The fourth thrust will explore optimization techniques using ML to predict high-quality software configurations based on performance and correctness criteria. For example, a new model could predict whether a given configuration will likely perform well or fail testing. The ML models will train on Spack’s package repository, learn from past versions, and be integrated into the logic solvers.
Cumulatively, BUILD’s four thrusts lay the foundation for integrated software analysis and could enable much more sophisticated dependency management for many software ecosystems. The team estimates that build and deployment workflows could accelerate by 10–100x, as this approach would allow developers in many cases to reuse existing binaries and avoid building software. Such results would greatly benefit the Lab’s participation in the Advanced Simulation and Computing Program and Exascale Computing Project as well as impact the broader HPC and scientific communities. Other software ecosystems, like Python and major Linux distributions, have struggled to integrate lower level binary packages not built in very prescriptive ways. Leveraging the techniques developed in BUILD, they could improve their ability to interoperate with lower level libraries and other programming languages.
Reducing the software dependency management barrier on new hardware architectures means that porting code to new machines will be easier, and maintenance (e.g., after an operating system update) will be conducted more quickly. “Our project’s multi-year design dovetails with the delivery of El Capitan and other exascale systems in the Department of Energy complex,” Gamblin points out.
The project will promote the reuse of software across teams and use cases. “Developers tend to standardize a core set of configurations in their ecosystem, so they must manually manage changes and rework their software stack for upgrades,” Gamblin explains. “In our new paradigm, where software can be much more easily reused, they wouldn’t have to do that as much.” Enabling rapid development of HPC software means meeting deliverables more quickly.

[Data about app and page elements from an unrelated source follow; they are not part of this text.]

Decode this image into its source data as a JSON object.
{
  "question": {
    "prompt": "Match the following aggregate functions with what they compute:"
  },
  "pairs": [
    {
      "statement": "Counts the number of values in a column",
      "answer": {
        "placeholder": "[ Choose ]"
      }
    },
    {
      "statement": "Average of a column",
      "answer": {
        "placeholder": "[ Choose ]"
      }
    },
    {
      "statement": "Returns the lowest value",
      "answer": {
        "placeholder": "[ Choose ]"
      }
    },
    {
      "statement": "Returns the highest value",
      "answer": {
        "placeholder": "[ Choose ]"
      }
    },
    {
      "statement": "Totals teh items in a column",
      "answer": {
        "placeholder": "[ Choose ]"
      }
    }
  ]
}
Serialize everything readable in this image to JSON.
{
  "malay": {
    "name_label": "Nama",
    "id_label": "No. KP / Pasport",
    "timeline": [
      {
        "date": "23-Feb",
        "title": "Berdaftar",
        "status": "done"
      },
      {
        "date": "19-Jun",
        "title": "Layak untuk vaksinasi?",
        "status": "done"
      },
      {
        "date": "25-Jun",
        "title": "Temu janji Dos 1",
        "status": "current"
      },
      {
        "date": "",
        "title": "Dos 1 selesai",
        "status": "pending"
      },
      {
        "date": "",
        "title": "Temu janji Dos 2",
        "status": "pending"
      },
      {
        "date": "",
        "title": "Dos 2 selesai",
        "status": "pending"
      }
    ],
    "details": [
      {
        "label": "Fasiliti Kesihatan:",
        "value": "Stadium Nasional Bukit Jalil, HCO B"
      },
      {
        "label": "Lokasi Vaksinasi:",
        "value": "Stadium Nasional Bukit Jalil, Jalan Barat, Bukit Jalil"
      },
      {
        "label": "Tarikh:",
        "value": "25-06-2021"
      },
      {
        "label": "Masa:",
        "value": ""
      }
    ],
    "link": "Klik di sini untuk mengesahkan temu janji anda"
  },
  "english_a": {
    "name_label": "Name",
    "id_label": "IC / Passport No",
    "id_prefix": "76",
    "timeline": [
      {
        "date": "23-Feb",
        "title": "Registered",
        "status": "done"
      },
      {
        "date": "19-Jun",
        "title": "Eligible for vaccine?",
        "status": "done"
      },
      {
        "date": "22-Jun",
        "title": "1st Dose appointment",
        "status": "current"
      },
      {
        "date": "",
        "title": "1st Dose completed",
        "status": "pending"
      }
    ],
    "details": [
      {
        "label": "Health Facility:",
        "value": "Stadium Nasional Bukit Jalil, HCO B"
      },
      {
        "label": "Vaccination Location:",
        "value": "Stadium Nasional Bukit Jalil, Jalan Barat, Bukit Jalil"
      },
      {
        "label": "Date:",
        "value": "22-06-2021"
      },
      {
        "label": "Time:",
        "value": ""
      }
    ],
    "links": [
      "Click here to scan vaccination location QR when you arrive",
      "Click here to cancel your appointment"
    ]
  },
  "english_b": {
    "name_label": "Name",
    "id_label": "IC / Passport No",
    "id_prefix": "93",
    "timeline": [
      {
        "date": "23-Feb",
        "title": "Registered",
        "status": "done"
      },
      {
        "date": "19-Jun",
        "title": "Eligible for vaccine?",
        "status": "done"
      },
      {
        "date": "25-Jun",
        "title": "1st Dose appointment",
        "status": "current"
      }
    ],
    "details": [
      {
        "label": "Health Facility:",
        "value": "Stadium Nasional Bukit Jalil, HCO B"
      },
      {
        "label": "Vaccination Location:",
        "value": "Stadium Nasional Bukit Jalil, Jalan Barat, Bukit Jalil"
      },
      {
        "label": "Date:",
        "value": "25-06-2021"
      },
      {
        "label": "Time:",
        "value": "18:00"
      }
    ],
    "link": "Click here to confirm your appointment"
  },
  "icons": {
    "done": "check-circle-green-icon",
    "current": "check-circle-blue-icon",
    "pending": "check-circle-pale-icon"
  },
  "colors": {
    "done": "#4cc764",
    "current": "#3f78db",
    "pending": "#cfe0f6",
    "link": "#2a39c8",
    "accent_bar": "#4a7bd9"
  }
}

The BUILD team also intends to influence software development best practices, publishing their techniques and results through various channels. Many of the project’s tools, methods, solvers, and algorithms will be built into Spack and, therefore, available as open source. Another benefit is that Spack will become faster and easier to use.
BUILD is funded by the Laboratory Directed Research and Development (LDRD) Program—a competitive program that invests in innovative projects and new research directions at the Lab. Specifically, BUILD is one of the Program’s Strategic Initiative (SI) projects, which are large in scope and address key science, technology, and engineering challenges that align with the Lab’s strategic planning. Gamblin states, “Funding at the SI level allows us to identify deep research problems that will impact programs and users. Our project combines a technical nuts-and-bolts production angle with fundamental questions about software.”
Like other ambitious Livermore projects, a multidisciplinary team will be key to BUILD’s success. Thrust areas will be led by computer scientists from the Lab’s Center for Applied Scientific Computing (CASC) and Livermore Computing (LC) Divisions, with application liaisons in the Global Security Computing Applications Division and the Applications, Simulation, and Quality Division. Additional software development and postdoctoral research staff as well as academic partners round out the team.
Many of the Lab’s mission-driven applications—such as multiphysics and hydrodynamics simulation codes—will benefit from automated software integration on both existing and future HPC systems, so liaisons from these areas will be on hand to test new capability prototypes. BUILD will leverage a range LC’s HPC systems such as Linux commodity clusters and the Lassen supercomputer.